So sometimes I say, "you need to repeat yourself because I really wasn't present". And sometimes I say, "write everything down. We'll have our own hour, two hours, five hours to talk. But I can't do it in between, I can't squeeze you in. It doesn't work for you because I'm not present, and it really doesn't work for me because my mind is somewhere else". Right?  


But I just want to give you one more thought, one more piece of advice and it's all something we actually really truly ever talked about. But my experience is that leaders who achieve the most monumental goals actually take half a day to a day off once a week, just to think. No calls, no emails, no website development, no girlfriends, no nothing. Just time for yourself.  
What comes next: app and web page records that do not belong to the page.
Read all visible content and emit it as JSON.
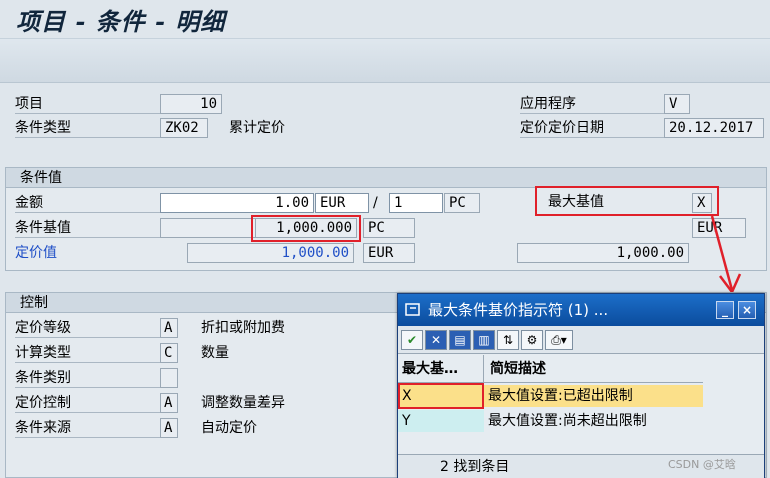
{
  "header": {
    "title": "项目 - 条件 - 明细"
  },
  "top": {
    "item_label": "项目",
    "item_value": "10",
    "cond_type_label": "条件类型",
    "cond_type_value": "ZK02",
    "cond_type_desc": "累计定价",
    "app_label": "应用程序",
    "app_value": "V",
    "price_date_label": "定价定价日期",
    "price_date_value": "20.12.2017"
  },
  "cond_values": {
    "section_title": "条件值",
    "amount_label": "金额",
    "amount_value": "1.00",
    "amount_currency": "EUR",
    "amount_slash": "/",
    "per_value": "1",
    "per_unit": "PC",
    "max_base_label": "最大基值",
    "max_base_value": "X",
    "base_label": "条件基值",
    "base_value": "1,000.000",
    "base_unit": "PC",
    "base_currency2": "EUR",
    "pricing_value_label": "定价值",
    "pricing_value": "1,000.00",
    "pricing_currency": "EUR",
    "right_total": "1,000.00"
  },
  "control": {
    "section_title": "控制",
    "rows": [
      {
        "label": "定价等级",
        "code": "A",
        "desc": "折扣或附加费"
      },
      {
        "label": "计算类型",
        "code": "C",
        "desc": "数量"
      },
      {
        "label": "条件类别",
        "code": "",
        "desc": ""
      },
      {
        "label": "定价控制",
        "code": "A",
        "desc": "调整数量差异"
      },
      {
        "label": "条件来源",
        "code": "A",
        "desc": "自动定价"
      }
    ]
  },
  "popup": {
    "title": "最大条件基价指示符 (1)  ...",
    "col1": "最大基…",
    "col2": "简短描述",
    "rows": [
      {
        "code": "X",
        "desc": "最大值设置:已超出限制"
      },
      {
        "code": "Y",
        "desc": "最大值设置:尚未超出限制"
      }
    ],
    "status": "2 找到条目"
  },
  "watermark": "CSDN @艾晗",
  "colors": {
    "accent_red": "#e0202a",
    "popup_title_blue": "#0b4c9d",
    "selected_row": "#fbe08a",
    "row2": "#cdeef0"
  }
}
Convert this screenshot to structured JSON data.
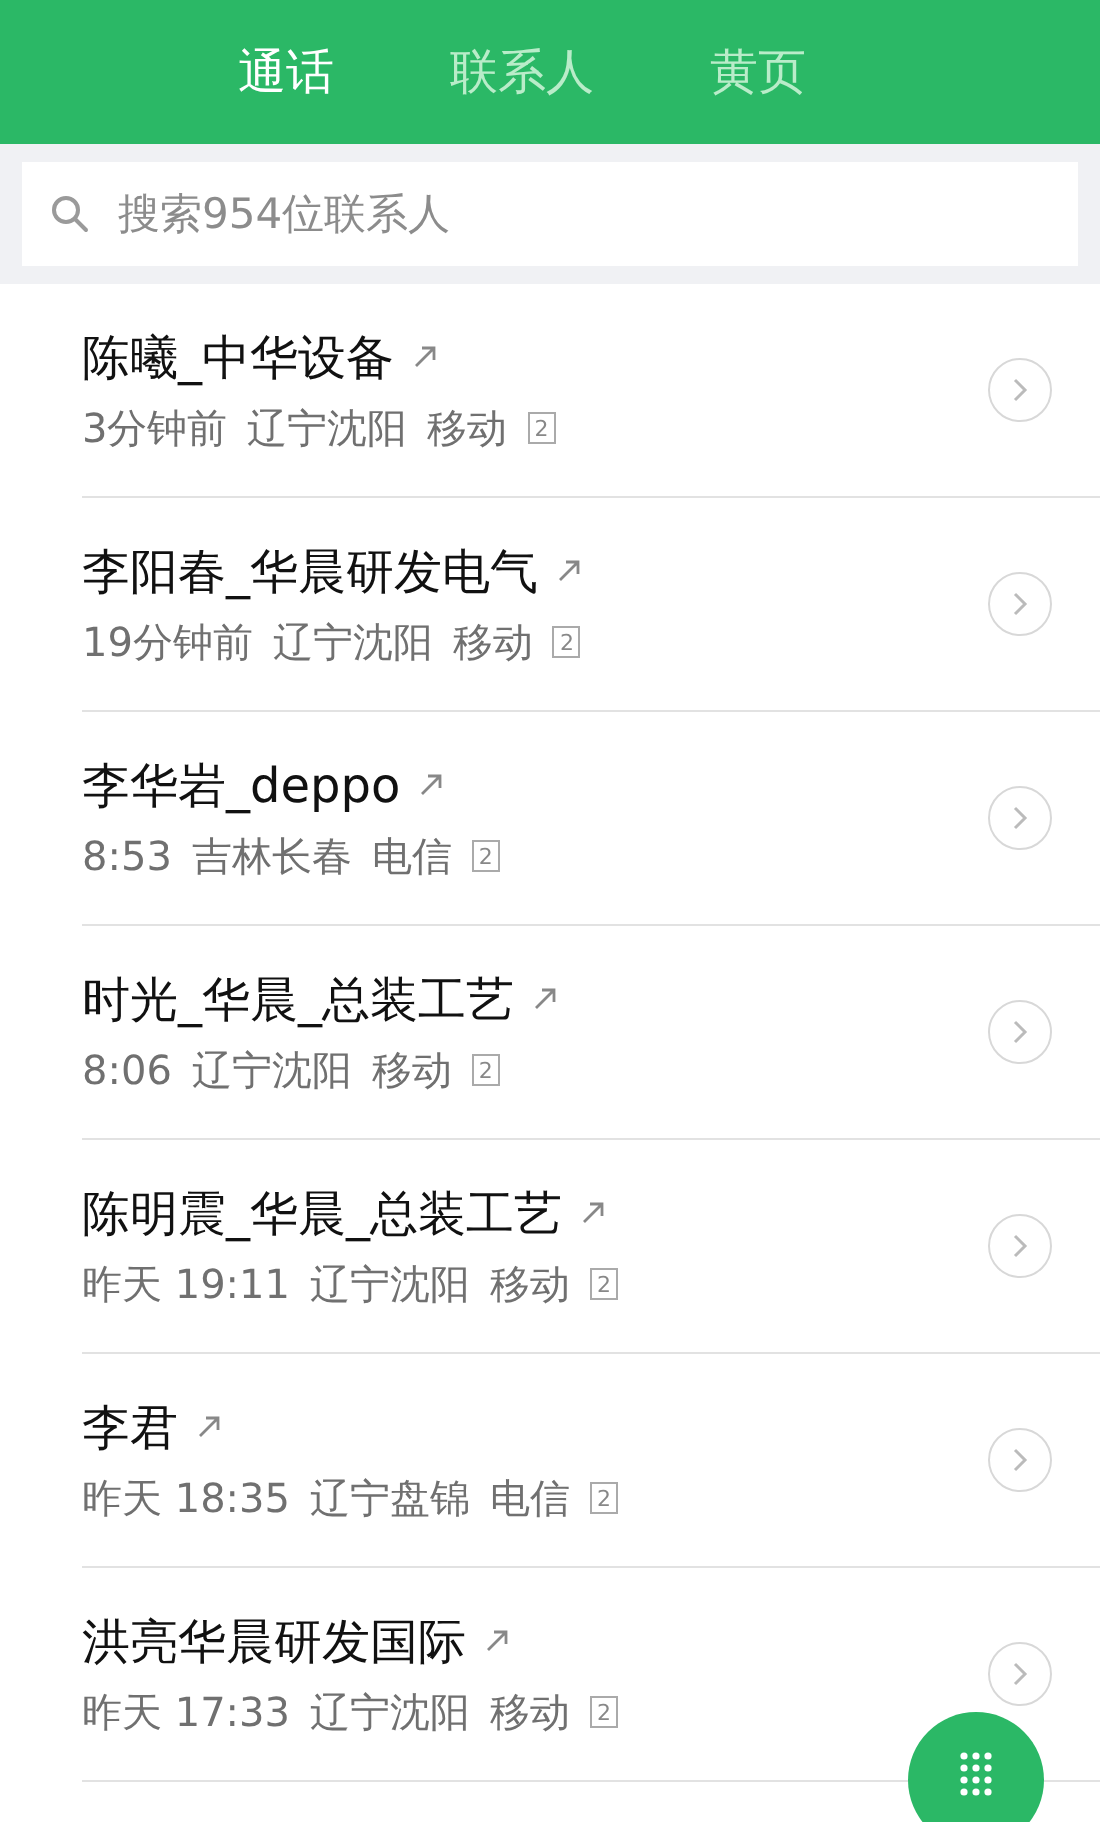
{
  "tabs": [
    {
      "label": "通话",
      "selected": true
    },
    {
      "label": "联系人",
      "selected": false
    },
    {
      "label": "黄页",
      "selected": false
    }
  ],
  "search": {
    "placeholder": "搜索954位联系人"
  },
  "calls": [
    {
      "name": "陈曦_中华设备",
      "time": "3分钟前",
      "location": "辽宁沈阳",
      "carrier": "移动",
      "sim": "2"
    },
    {
      "name": "李阳春_华晨研发电气",
      "time": "19分钟前",
      "location": "辽宁沈阳",
      "carrier": "移动",
      "sim": "2"
    },
    {
      "name": "李华岩_deppo",
      "time": "8:53",
      "location": "吉林长春",
      "carrier": "电信",
      "sim": "2"
    },
    {
      "name": "时光_华晨_总装工艺",
      "time": "8:06",
      "location": "辽宁沈阳",
      "carrier": "移动",
      "sim": "2"
    },
    {
      "name": "陈明震_华晨_总装工艺",
      "time": "昨天 19:11",
      "location": "辽宁沈阳",
      "carrier": "移动",
      "sim": "2"
    },
    {
      "name": "李君",
      "time": "昨天 18:35",
      "location": "辽宁盘锦",
      "carrier": "电信",
      "sim": "2"
    },
    {
      "name": "洪亮华晨研发国际",
      "time": "昨天 17:33",
      "location": "辽宁沈阳",
      "carrier": "移动",
      "sim": "2"
    }
  ]
}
And you could go and sit under a tree, you could go for a walk, you could go-- whatever you want. But it's time for you to think. And I think that's super important specifically for you. And you might think "we don't have time for that, we're in the middle of a launch!" It's exactly when you need to do that. 


[00:20:24] Jonathan Friedman:
Yeah.  


[00:20:25] Kim Ades:
Take some time for yourself, half a day, one day a week with no people. No noise. 


[00:20:34] Jonathan Friedman:
Yeah, that would be nice.  


[00:20:36] Kim Ades:
Yeah. And I want you to know that you're not falling short. I think you're crushing it on all fronts.  


[00:20:45] Jonathan Friedman:
Thanks. Good use of the term.  


[00:20:47] Kim Ades:
I know, I learned it from you. But cut yourself a little slack.  


[00:20:54] Jonathan Friedman:
Yeah.  


[00:20:54] Kim Ades:
Or as we say, put down the stick. Most of us walk around with a stick, aimed to beat ourselves up. Put down the sick. It's not really useful.  


[00:21:05] Jonathan Friedman:
It's a concept.  


[00:21:06] Kim Ades:
It's a concept, exactly. Jonathan, thank you for being on The Frame of Mind Coaching™ Podcast. Where do people go, if they want to learn about The Journal That Talks Back™?  


[00:21:19] Jonathan Friedman:
Well Kim, that's quite simple. You simply go to www.thejournalthattalksback.com. It's exactly like it sounds. We have all sorts of information about the service that we're going to be launching in October (2021). There's going to be a lot more stuff coming out. You can follow me on TikTok, where I do fun things and sometimes talk about strategies, and sometimes I play guitar.  


You can follow me jonathanfriedman1993. You can follow us on Instagram @journalthattalksback. It's also all on the website, we have the social links there. And you can just follow me on my journey, you can follow The Journal That Talks Back™ on our journey and yeah... That's the place. 


[00:22:15] Kim Ades:
For those of you who are listening, and if you are in the age range where you are a young professional, trying to figure out your career path, maybe you're in a career and you want to figure out upward mobility. Maybe you are in a relationship and you're wondering about whether this is the relationship. Maybe you're still living at home and you're trying to figure out how to get the heck out of there, maybe The Journal That Talks Back™ is exactly the right service for you. Check it out thejournalthattalksback.com.  


And for those of you who are listening, who may have a child who is a young adult, who is struggling with a variety of things, maybe they just lost their job, maybe they're just coming out of COVID and don't know what to do next. Maybe they're just a little down and you want them to get some help, some guidance, please point them in the right direction. Send them our way, thejournalthattalksback.com.  


And for those of you who are listening, if you have a challenge you want to share on the podcast, please reach out to me personally.  


My email address is Kim@frameofmindcoaching.com.  


And if you have a challenge that perhaps you don't want to share on the podcast, but you do want to talk about, please reach out to me as well.  


Again, my email address is Kim@frameofmindcoaching.com. 


Jonathan, thank you. That was a good one. I enjoyed it.  


[00:23:33] Jonathan Friedman:
I enjoyed it too. Thanks so much, Kim.  


[00:23:35] Kim Ades:
Until we see you next week. Have a great day, guys!